The chief officer who relieved the second mate at about 1600 had just joined the ship and was standing his first watch. He recognized on ECDIS that the ship had moved within the anchoring radius but acknowledged to the second mate he was unfamiliar with the system. Neither mariner addressed the ship’s position at anchor again.
At 1613, the second mate aboard Atlantic Venus called Nomadic Milde over radio urging the ship to monitor its position. The chief mate on Nomadic Milde acknowledged the call and said its engine was on short notice to respond as needed. Over the next 20 or so minutes, Nomadic Milde mostly held steady. But at 1639, the chief officer recognized it had shifted too close to Atlantic Venus.
The chief officer alerted the ship’s master at about 1645. The master contacted Vessel Traffic Services (VTS) in New Orleans. The VTS supervisor warned him not to raise anchors without a pilot, but none were immediately available.
The chief engineer prepared the main engine and transferred control to the bridge. The master ordered the engine full ahead and activated the bow thruster and rudder to counter the ship’s movement toward Atlantic Venus. The actions were not enough to prevent the impact.

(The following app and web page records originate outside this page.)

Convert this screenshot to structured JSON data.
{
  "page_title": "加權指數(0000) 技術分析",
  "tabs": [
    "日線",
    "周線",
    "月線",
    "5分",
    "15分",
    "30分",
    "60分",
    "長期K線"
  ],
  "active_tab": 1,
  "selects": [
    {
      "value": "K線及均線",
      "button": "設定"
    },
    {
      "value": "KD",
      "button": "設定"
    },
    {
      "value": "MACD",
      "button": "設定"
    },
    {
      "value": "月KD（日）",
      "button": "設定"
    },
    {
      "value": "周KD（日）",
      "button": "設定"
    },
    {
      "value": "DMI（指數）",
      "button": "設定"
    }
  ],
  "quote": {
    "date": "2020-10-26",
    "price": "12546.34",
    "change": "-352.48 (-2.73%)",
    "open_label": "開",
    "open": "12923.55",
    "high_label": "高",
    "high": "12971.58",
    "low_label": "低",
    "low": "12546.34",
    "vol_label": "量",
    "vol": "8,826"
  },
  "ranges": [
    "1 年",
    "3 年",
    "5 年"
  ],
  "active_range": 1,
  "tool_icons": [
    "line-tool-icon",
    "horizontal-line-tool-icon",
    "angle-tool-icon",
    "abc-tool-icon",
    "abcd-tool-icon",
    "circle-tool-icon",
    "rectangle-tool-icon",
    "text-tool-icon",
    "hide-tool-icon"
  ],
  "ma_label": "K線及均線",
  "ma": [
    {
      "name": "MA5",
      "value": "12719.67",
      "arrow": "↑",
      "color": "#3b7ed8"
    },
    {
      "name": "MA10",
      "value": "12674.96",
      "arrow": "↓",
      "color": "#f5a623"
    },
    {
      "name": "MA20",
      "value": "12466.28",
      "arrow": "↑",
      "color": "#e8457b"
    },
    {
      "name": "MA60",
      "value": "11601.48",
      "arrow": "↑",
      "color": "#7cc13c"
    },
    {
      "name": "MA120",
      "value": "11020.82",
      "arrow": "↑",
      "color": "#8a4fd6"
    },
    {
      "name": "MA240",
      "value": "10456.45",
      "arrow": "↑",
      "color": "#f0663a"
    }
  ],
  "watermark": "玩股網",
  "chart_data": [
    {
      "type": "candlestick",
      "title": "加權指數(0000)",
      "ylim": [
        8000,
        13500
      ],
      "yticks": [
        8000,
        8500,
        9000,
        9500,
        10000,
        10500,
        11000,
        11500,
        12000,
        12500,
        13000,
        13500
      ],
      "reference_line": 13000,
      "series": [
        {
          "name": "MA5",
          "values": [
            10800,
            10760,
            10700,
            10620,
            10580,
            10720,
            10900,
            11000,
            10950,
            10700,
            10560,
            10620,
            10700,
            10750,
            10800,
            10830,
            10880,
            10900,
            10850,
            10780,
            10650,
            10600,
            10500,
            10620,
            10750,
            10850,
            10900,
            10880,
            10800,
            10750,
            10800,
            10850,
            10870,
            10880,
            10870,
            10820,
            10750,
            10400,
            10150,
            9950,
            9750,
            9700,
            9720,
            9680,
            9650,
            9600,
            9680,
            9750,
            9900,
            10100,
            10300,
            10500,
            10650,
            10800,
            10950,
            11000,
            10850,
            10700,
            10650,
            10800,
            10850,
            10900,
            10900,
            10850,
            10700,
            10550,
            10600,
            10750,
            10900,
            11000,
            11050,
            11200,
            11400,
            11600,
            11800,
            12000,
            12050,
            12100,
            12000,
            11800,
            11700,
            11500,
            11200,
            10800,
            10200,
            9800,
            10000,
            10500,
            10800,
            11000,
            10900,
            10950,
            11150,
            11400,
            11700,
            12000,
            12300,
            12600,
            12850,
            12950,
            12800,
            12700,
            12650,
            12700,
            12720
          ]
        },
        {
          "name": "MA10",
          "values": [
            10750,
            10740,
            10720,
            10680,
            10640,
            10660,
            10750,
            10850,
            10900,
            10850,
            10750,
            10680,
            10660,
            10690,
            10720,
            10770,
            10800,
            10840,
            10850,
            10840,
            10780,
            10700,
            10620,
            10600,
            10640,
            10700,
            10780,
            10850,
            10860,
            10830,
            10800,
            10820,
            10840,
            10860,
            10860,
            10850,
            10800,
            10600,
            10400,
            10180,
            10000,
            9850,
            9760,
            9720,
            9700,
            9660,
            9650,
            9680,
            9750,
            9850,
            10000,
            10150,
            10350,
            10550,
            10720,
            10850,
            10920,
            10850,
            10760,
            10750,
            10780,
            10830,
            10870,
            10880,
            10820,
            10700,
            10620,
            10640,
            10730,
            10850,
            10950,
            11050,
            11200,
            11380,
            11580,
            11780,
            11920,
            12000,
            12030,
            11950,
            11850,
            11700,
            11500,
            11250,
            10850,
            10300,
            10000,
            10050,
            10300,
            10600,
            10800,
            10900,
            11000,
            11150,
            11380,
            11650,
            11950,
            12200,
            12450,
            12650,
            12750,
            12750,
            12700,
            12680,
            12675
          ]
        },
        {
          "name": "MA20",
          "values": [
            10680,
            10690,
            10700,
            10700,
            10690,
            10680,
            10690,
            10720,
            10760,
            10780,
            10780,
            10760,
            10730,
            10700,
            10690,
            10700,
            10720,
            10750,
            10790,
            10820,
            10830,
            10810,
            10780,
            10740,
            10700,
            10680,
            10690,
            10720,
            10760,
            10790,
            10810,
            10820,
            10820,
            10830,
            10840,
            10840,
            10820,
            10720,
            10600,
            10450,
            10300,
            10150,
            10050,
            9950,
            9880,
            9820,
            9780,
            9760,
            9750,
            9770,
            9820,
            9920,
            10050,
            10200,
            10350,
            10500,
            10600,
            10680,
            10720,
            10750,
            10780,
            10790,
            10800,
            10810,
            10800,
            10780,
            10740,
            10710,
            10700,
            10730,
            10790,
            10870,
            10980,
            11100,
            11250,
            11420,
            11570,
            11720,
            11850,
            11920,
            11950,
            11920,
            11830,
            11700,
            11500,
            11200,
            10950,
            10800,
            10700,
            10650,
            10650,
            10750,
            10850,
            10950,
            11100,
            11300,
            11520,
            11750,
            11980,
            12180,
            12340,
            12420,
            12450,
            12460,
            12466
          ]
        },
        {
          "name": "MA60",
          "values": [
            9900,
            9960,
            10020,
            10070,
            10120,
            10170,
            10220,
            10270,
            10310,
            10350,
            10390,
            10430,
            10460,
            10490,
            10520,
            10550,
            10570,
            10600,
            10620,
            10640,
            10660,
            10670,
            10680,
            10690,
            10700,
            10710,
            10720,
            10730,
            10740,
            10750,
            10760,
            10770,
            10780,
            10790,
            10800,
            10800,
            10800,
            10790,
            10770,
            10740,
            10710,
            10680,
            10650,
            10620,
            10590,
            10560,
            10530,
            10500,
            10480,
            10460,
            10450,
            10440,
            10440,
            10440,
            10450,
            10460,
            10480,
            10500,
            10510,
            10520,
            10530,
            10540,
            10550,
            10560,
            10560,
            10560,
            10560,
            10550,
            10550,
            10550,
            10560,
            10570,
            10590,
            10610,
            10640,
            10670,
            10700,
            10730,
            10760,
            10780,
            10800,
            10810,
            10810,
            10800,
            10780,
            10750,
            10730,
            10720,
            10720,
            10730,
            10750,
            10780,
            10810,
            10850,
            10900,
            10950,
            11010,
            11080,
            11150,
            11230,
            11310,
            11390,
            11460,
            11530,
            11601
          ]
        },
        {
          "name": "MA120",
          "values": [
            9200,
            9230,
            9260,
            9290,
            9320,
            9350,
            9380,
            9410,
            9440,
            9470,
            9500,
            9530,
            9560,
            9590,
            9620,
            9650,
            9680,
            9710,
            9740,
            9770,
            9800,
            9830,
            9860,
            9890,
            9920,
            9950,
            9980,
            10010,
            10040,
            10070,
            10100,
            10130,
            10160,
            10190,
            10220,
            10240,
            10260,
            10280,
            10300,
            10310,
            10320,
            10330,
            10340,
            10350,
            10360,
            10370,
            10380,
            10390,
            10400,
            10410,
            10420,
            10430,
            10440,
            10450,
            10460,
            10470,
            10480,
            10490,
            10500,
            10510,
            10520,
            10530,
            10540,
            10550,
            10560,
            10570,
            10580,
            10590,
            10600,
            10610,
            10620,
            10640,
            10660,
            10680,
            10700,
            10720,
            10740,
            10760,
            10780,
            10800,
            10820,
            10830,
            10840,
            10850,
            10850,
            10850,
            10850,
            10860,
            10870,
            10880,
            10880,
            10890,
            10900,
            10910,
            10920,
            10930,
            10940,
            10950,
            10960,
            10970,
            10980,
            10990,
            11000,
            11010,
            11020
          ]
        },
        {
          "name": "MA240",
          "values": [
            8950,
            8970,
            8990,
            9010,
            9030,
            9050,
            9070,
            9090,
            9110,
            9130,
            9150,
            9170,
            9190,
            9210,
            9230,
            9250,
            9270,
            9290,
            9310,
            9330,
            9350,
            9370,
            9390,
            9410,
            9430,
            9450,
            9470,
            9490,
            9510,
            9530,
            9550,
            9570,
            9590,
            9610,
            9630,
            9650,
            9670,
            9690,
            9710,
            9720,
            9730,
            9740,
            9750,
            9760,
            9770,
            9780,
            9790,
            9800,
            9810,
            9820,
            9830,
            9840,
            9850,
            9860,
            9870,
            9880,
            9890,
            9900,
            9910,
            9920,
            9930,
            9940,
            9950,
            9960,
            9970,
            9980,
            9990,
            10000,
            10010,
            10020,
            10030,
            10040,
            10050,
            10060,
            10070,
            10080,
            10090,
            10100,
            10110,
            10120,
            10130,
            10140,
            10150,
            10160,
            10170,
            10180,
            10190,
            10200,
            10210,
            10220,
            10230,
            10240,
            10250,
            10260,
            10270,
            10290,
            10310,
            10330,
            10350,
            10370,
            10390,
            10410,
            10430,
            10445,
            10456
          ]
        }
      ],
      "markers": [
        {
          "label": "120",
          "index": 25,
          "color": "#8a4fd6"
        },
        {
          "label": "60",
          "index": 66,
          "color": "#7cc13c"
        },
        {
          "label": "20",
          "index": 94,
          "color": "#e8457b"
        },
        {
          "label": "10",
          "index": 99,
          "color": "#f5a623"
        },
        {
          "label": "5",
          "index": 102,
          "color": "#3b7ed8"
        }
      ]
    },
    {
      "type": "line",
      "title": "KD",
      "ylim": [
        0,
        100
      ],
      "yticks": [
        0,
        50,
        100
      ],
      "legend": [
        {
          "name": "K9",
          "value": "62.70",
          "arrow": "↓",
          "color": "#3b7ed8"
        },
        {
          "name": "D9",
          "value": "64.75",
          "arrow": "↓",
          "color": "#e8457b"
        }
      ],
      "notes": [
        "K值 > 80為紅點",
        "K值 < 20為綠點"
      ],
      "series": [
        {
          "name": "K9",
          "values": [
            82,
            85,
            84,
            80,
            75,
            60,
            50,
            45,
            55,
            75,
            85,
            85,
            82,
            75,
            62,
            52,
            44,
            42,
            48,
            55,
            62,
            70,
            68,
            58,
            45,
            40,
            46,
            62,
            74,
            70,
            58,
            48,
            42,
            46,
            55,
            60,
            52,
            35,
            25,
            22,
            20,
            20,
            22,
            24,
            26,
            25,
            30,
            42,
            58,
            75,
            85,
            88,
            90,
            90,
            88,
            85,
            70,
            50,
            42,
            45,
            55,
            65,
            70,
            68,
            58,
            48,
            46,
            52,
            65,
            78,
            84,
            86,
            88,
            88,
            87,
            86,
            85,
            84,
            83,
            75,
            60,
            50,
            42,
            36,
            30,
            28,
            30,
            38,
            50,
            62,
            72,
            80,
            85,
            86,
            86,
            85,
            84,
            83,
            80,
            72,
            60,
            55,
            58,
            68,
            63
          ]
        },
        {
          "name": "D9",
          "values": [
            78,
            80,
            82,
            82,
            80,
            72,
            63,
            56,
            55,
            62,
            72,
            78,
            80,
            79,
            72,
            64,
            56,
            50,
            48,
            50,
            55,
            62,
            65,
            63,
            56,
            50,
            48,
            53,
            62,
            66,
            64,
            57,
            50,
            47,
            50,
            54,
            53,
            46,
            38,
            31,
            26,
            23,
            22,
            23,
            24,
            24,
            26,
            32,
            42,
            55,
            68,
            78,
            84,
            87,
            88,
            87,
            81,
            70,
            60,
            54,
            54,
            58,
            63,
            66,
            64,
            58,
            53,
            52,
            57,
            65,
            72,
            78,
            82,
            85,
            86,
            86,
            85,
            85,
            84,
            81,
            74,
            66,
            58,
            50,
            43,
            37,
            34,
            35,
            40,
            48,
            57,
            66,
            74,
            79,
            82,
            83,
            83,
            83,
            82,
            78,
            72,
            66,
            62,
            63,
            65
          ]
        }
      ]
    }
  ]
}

Nomadic Milde’s port side struck Atlantic Venus’ bulbous bow and anchor chains and stayed in contact. As the current pushed on Nomadic Milde’s broadside, both vessels moved toward the right descending bank toward the Cornerstone Chemical dock.
Notified of the accident, VTS called for tugs to assist. The first arrived at about 1725 to help hold Nomadic Milde in position. About 30 minutes later, NOBRA “rush” pilots boarded each ship.
The first tractor tug arrived at 1854 and took position on Nomadic Milde’s port bow. The pilot on the ship issued a series of orders intended to steer clear of the Cornerstone Chemical dock, but Nomadic Milde remained unresponsive in the current. Ultimately, the ship’s bow hit an upriver section of the dock at 1858, causing almost $11 million in damage.
Nomadic Milde required about $5.5 million in repairs, primarily to its hull and propeller. Atlantic Venus sustained $410,000 in damage. Pollution was limited to about 13 gallons of lube oil.
Investigators determined the bridge team aboard Nomadic Milde had ample opportunity to recognize and respond to the unfolding situation. However, they erred by relying solely on ECDIS to monitor their position rather than cross-checking it with radar.
The chief officer’s failure to warn the master in a timely manner also limited what could be done to prevent the impact with Atlantic Venus, the report said. Additionally, the VTS official’s direction not to heave anchor and instead to maneuver with their engine limited the master’s ability to effectively respond.
“There was sufficient evidence to alert the bridge team that the Nomadic Milde was not holding well,” the report said, “and, had this been detected, the master could have been alerted earlier, and, in turn, there would have been sufficient time to undertake necessary measures to address the problem.”
There are no existing regulations that prohibit a master from getting underway without a pilot during an emergency. However, the VTS watch supervisor admitted his request not to raise anchors likely came across as an order.
Attempts to reach the owner and manager of both ships were not successful.